> _Your assignment_
Having located the line with "Extract the structured", repeat it and all remaining lines of the records exactly. Pictures do not belong in the answer.

> _Excerpted data_
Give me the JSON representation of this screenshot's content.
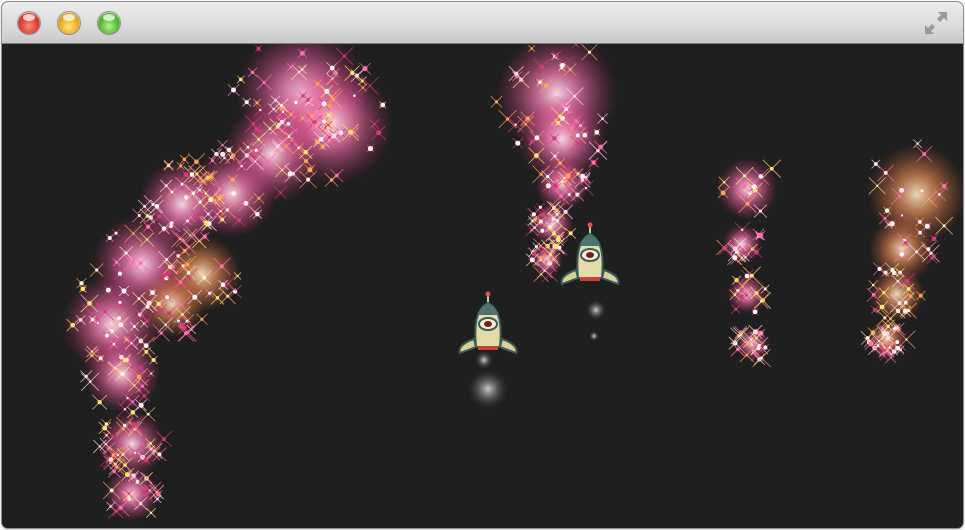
{
  "window": {
    "controls": [
      "close",
      "minimize",
      "maximize"
    ],
    "fullscreen_icon": "fullscreen-arrows-icon"
  },
  "game": {
    "background": "#1f1f1f",
    "sparkle_colors": [
      "#ff6fb0",
      "#ffa35c",
      "#ffd9e6",
      "#d43a7a",
      "#ffe27a"
    ],
    "rockets": [
      {
        "name": "rocket-ship-left",
        "icon": "rocket-icon"
      },
      {
        "name": "rocket-ship-right",
        "icon": "rocket-icon"
      }
    ]
  }
}
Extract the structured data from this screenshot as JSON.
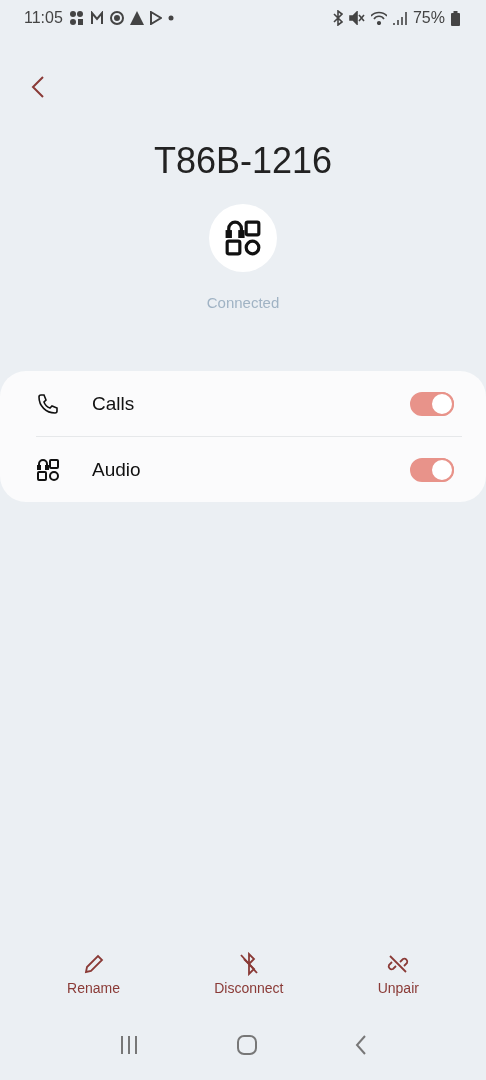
{
  "status_bar": {
    "time": "11:05",
    "battery": "75%"
  },
  "device": {
    "name": "T86B-1216",
    "status": "Connected"
  },
  "settings": [
    {
      "kind": "calls",
      "label": "Calls",
      "on": true
    },
    {
      "kind": "audio",
      "label": "Audio",
      "on": true
    }
  ],
  "actions": [
    {
      "kind": "rename",
      "label": "Rename"
    },
    {
      "kind": "disconnect",
      "label": "Disconnect"
    },
    {
      "kind": "unpair",
      "label": "Unpair"
    }
  ]
}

> _Result of this exercise_
Extract the structured data from this screenshot as JSON.
{
  "status_bar": {
    "time": "11:05",
    "battery": "75%"
  },
  "device": {
    "name": "T86B-1216",
    "status": "Connected"
  },
  "settings": [
    {
      "kind": "calls",
      "label": "Calls",
      "on": true
    },
    {
      "kind": "audio",
      "label": "Audio",
      "on": true
    }
  ],
  "actions": [
    {
      "kind": "rename",
      "label": "Rename"
    },
    {
      "kind": "disconnect",
      "label": "Disconnect"
    },
    {
      "kind": "unpair",
      "label": "Unpair"
    }
  ]
}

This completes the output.